One of the thnigs I love most about art-and perhaps theatre in particular-is its ability to distill otherwise complex subjects into personal stories. Our textbooks tell us of the overall subject of Japanese Internment, but I had never heard of Gordon Hirabayashi, the college student who took his case against internment all the way to the Supreme Court. The best moments of "Hold These Truths" involve the reactions at various levels of government to Hirabayashi's defiance. The degree of unpreparedness is a brilliant example of both the injustice and ineffectiveness of internment itself.
Another bit of history brought to light and life by "Hold These Truths" is the discrimination and segregation faced by Japanese Americans during the run-up to American entry into World War II, especially here on the West Coast. Usually such things are thought of as a Southern shame.
"We Hold These Truths" is a brisk and energetic show, Hirabayashi is an ever-engaging charismatic character. This makes it all the worse when we see our country not live up to its ideals.
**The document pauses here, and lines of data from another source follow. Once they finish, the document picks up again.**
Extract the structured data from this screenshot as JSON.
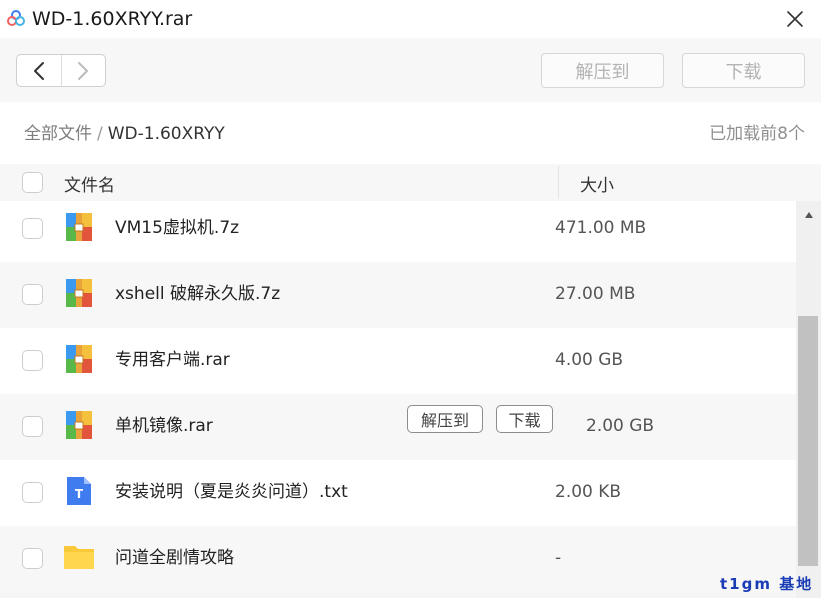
{
  "window": {
    "title": "WD-1.60XRYY.rar",
    "icon": "baidu-netdisk-cloud-icon",
    "close_icon": "close-icon"
  },
  "toolbar": {
    "back_icon": "chevron-left-icon",
    "forward_icon": "chevron-right-icon",
    "extract_label": "解压到",
    "download_label": "下载"
  },
  "breadcrumb": {
    "root": "全部文件",
    "separator": "/",
    "current": "WD-1.60XRYY",
    "loaded_info": "已加载前8个"
  },
  "columns": {
    "name": "文件名",
    "size": "大小"
  },
  "files": [
    {
      "name": "VM15虚拟机.7z",
      "size": "471.00 MB",
      "icon": "archive-icon"
    },
    {
      "name": "xshell 破解永久版.7z",
      "size": "27.00 MB",
      "icon": "archive-icon"
    },
    {
      "name": "专用客户端.rar",
      "size": "4.00 GB",
      "icon": "archive-icon"
    },
    {
      "name": "单机镜像.rar",
      "size": "2.00 GB",
      "icon": "archive-icon",
      "hovered": true,
      "extract_label": "解压到",
      "download_label": "下载"
    },
    {
      "name": "安装说明（夏是炎炎问道）.txt",
      "size": "2.00 KB",
      "icon": "text-file-icon",
      "icon_letter": "T"
    },
    {
      "name": "问道全剧情攻略",
      "size": "-",
      "icon": "folder-icon"
    }
  ],
  "watermark": "t1gm 基地",
  "colors": {
    "accent_blue": "#3e7cf0",
    "folder_yellow": "#f9c93a",
    "archive_red": "#e2543c",
    "archive_green": "#59b84a",
    "archive_blue": "#3b9af0",
    "archive_yellow": "#f6c03f"
  }
}
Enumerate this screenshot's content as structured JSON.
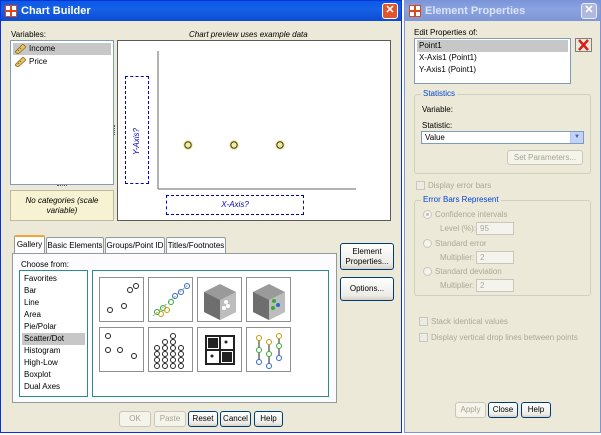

The play is eye-opening, and educational, (though that word is so dry I hesitate to use it, because "Hold These Truths never feels like a history-lesson.) See Hirabayashi's story, and get more of the "whole story" than you knew.